and Masa alumni were invited to participate. Such people are not always included
in established Jewish organizational outreach.
At Limmud St. Petersburg,
they listened enraptured to lectures and presentations on Judaism and Israel,
all of which had been selected by the local volunteer organizers.
time, the St. Petersburg audience astonished me by the degree of interest that
they showed in Israel. Lectures by Gideon Meir, the deputy director-general of
the Foreign Ministry, Moshe Vigdor, the outgoing director of the Israel Council
for Higher Education, speaking about “Israel – Start-up Nation,” and my lecture
on politics and communications with the emphasis on Israel, were listened to by
overflow audiences, as was a lively altercation between Haaretz journalist Neri
Livni and Russian educationalist Dima Zicer, on the Russian origins of Israeli

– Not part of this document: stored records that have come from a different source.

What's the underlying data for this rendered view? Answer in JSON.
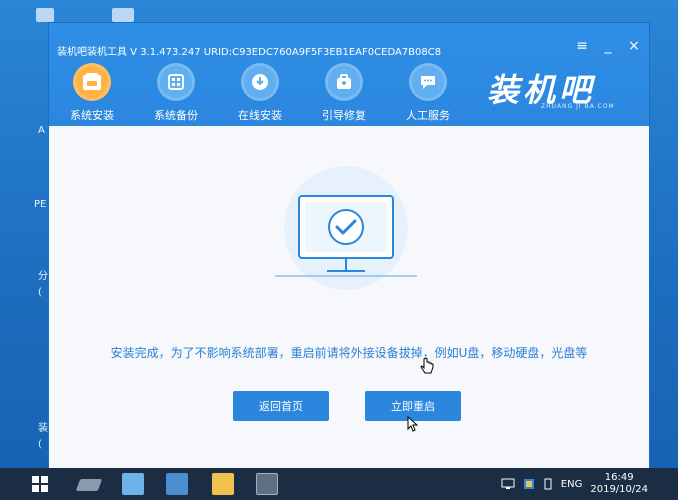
{
  "window": {
    "title": "装机吧装机工具 V 3.1.473.247 URID:C93EDC760A9F5F3EB1EAF0CEDA7B08C8",
    "controls": {
      "menu": "≡",
      "minimize": "_",
      "close": "×"
    }
  },
  "nav": {
    "items": [
      {
        "label": "系统安装",
        "icon": "system-install-icon"
      },
      {
        "label": "系统备份",
        "icon": "system-backup-icon"
      },
      {
        "label": "在线安装",
        "icon": "online-install-icon"
      },
      {
        "label": "引导修复",
        "icon": "boot-repair-icon"
      },
      {
        "label": "人工服务",
        "icon": "support-chat-icon"
      }
    ],
    "active_index": 0
  },
  "brand": {
    "name": "装机吧",
    "sub": "ZHUANG JI BA.COM"
  },
  "content": {
    "message": "安装完成，为了不影响系统部署，重启前请将外接设备拔掉，例如U盘，移动硬盘，光盘等",
    "buttons": {
      "home": "返回首页",
      "restart": "立即重启"
    }
  },
  "desktop": {
    "labels": [
      "A",
      "PE",
      "分",
      "(",
      "装",
      "("
    ]
  },
  "taskbar": {
    "language": "ENG",
    "time": "16:49",
    "date": "2019/10/24"
  },
  "colors": {
    "accent": "#2b86de",
    "header": "#2f8fe6",
    "taskbar": "#1b2d42",
    "active_nav": "#ffb347"
  }
}
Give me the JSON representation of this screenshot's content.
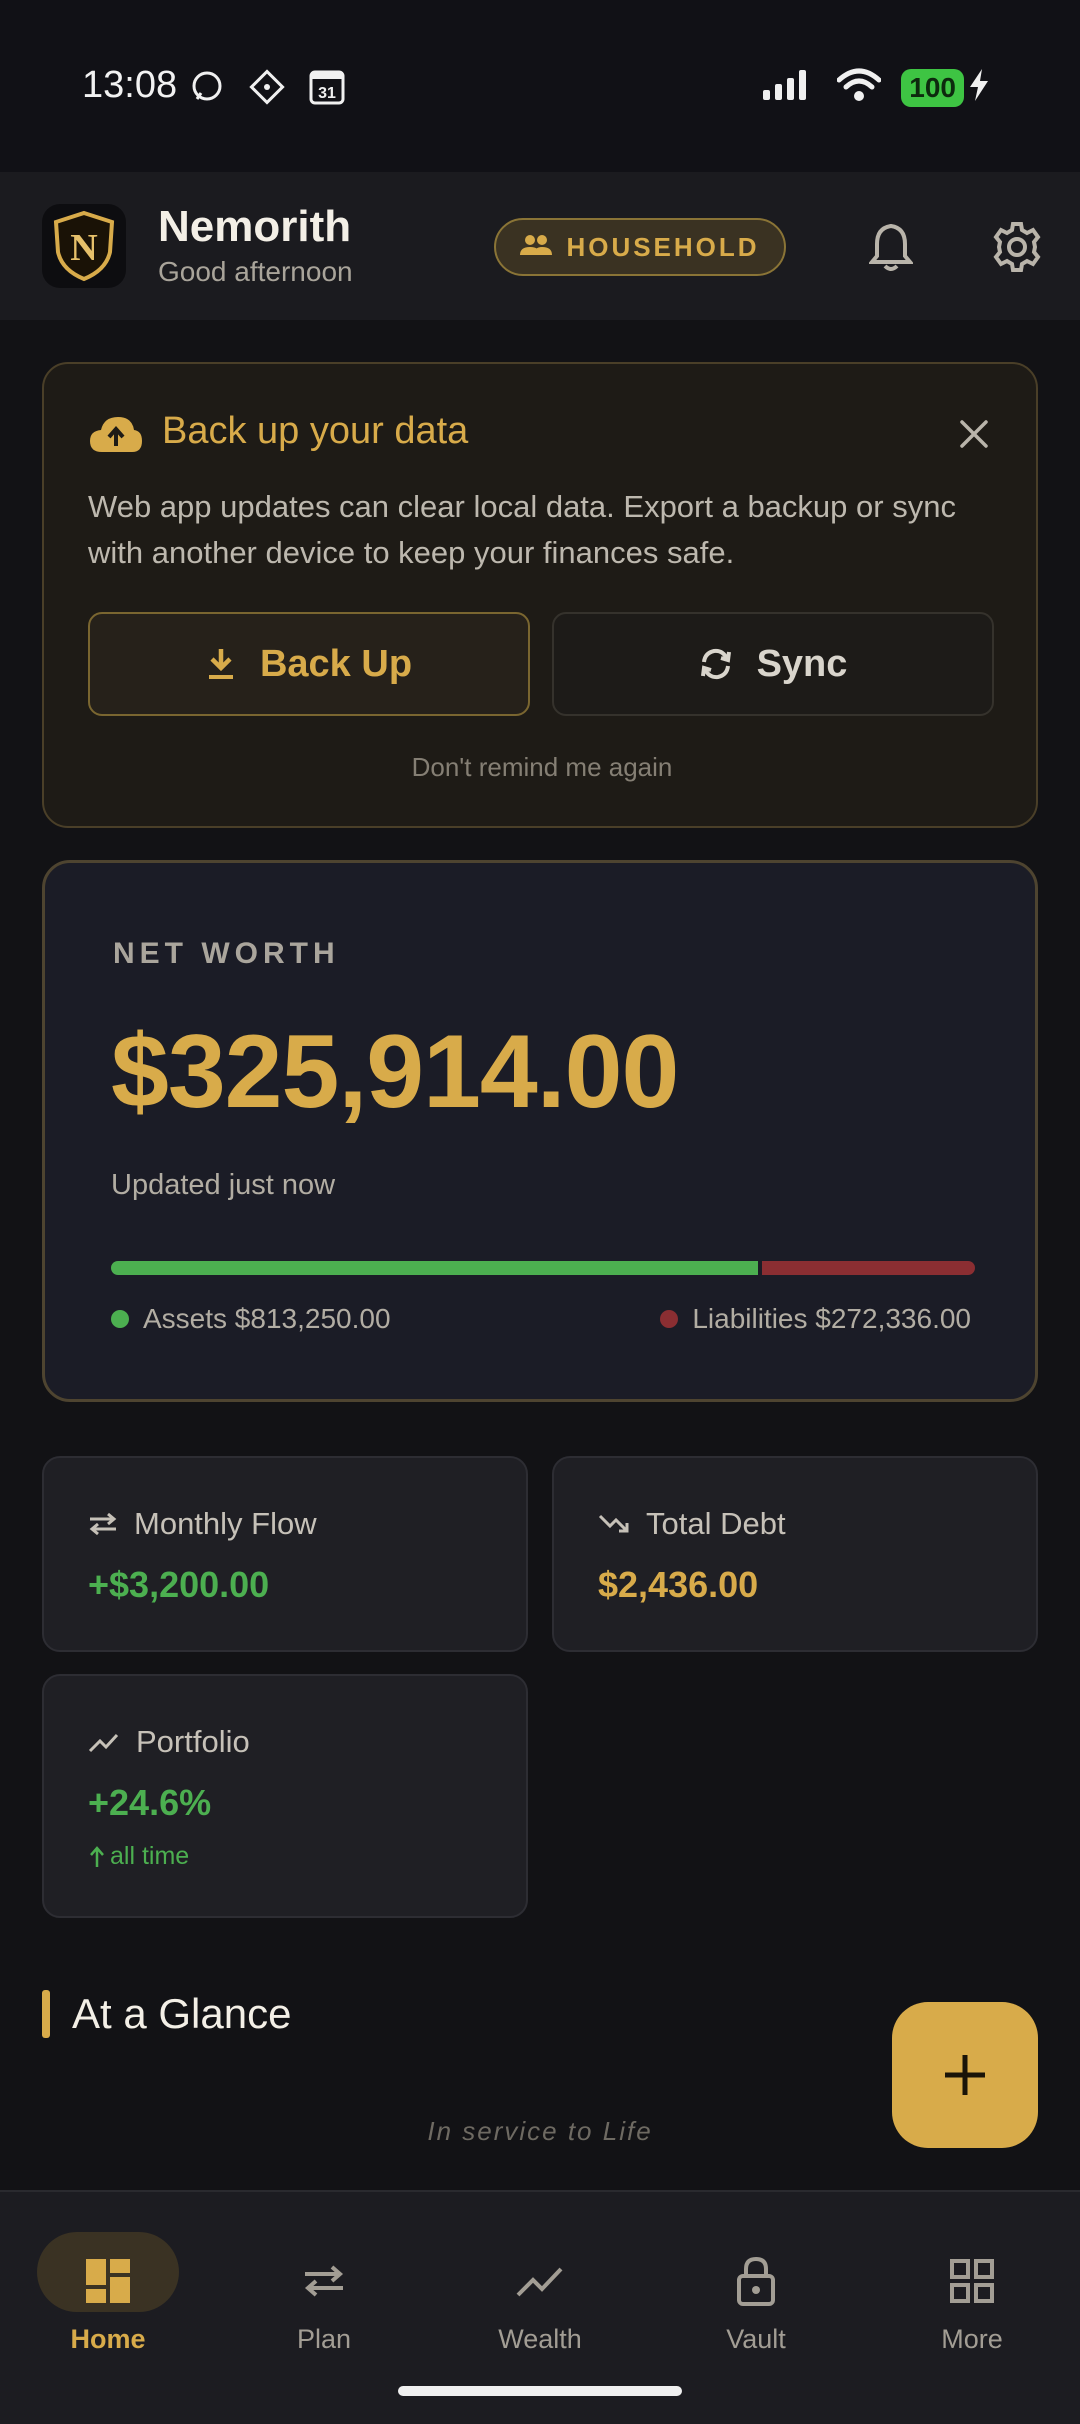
{
  "status_bar": {
    "time": "13:08",
    "calendar_day": "31",
    "battery": "100"
  },
  "header": {
    "app_name": "Nemorith",
    "greeting": "Good afternoon",
    "household_label": "HOUSEHOLD",
    "logo_letter": "N"
  },
  "backup_card": {
    "title": "Back up your data",
    "message": "Web app updates can clear local data. Export a backup or sync with another device to keep your finances safe.",
    "backup_button": "Back Up",
    "sync_button": "Sync",
    "dismiss_link": "Don't remind me again"
  },
  "net_worth": {
    "label": "NET WORTH",
    "value": "$325,914.00",
    "updated": "Updated just now",
    "assets_label": "Assets $813,250.00",
    "liabilities_label": "Liabilities $272,336.00",
    "assets_share": 0.749
  },
  "stats": {
    "monthly_flow": {
      "label": "Monthly Flow",
      "value": "+$3,200.00"
    },
    "total_debt": {
      "label": "Total Debt",
      "value": "$2,436.00"
    },
    "portfolio": {
      "label": "Portfolio",
      "value": "+24.6%",
      "sub": "all time"
    }
  },
  "section": {
    "glance_title": "At a Glance",
    "tagline": "In service to Life"
  },
  "nav": {
    "home": "Home",
    "plan": "Plan",
    "wealth": "Wealth",
    "vault": "Vault",
    "more": "More"
  },
  "colors": {
    "accent": "#d8ab4a",
    "positive": "#4caf50",
    "negative": "#8b2e32",
    "background": "#121215"
  }
}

culture. A panel on Russia-Israel relations with the participation of Prof.
Mikail Chlenov, president of the Va’ad – The Federation of Jewish Organizations
in Russia, Eddy Shapira, Israel’s consul-general in St. Petersburg, and myself,
took place in a room that could not accommodate the crowd.
There may be
some who contend that at Limmud there is not enough “Israeli content,” nor an
emphasis on aliya. So we turn to the rhetorical question, How does one encourage
aliya in general and in particular among those who have made a conscious
decision to stay in their homes and not immigrate to Israel. The government and
the Jewish Agency have long understood that the 1990s are way behind us and that
today it is “Aliya by Choice.”
Those Jews who decide to immigrate will
take the decision based on a full and consideration of all the issues.
my flight back home I recalled once again the somewhat banal yet accurate answer
that I was wont to give to journalists during my time as Jewish Agency and WZO
spokesman. Aliya is a process similar to a relationship between two people, I
would tell them. It is not a question of being struck by lightening. It is a
process that first of all calls for a meeting, then the acquisition of
background knowledge and only then might lead to a love affair and maybe even
marriage. The marriage in our case is that of a betrothal to Israel called
aliya. Limmud FSU can serve as a marriage broker at more than one stage. Will
there or will there not be a wedding is already a much more complex issue. A
wedding depends on a multiplicity of factors over which, to my regret, neither
Limmud nor Israel has control.
Limmud can provide young adults with some
of the tools needed to construct a Jewish framework to their lives. The Limmud
model is open and non-demanding and therein lies its attraction. Hundreds
participate, the volunteers invest a huge amount of time and energy in building
the program, and participants spend a not inconsiderable sum to be
If as a result, there will be a wedding, that would be wonderful.
But, if not, thanks to Limmud, the Jews are provided with another way of finding
a way to their roots and a key to modern Jewish civilization in which Israel
lies at the heart. Limmud will help to keep these people in our collective
spiritual home – if not always the geographical home, and in so doing provide a
partial solution to the issue of assimilation.
The writer is an adviser
to President Shimon Peres.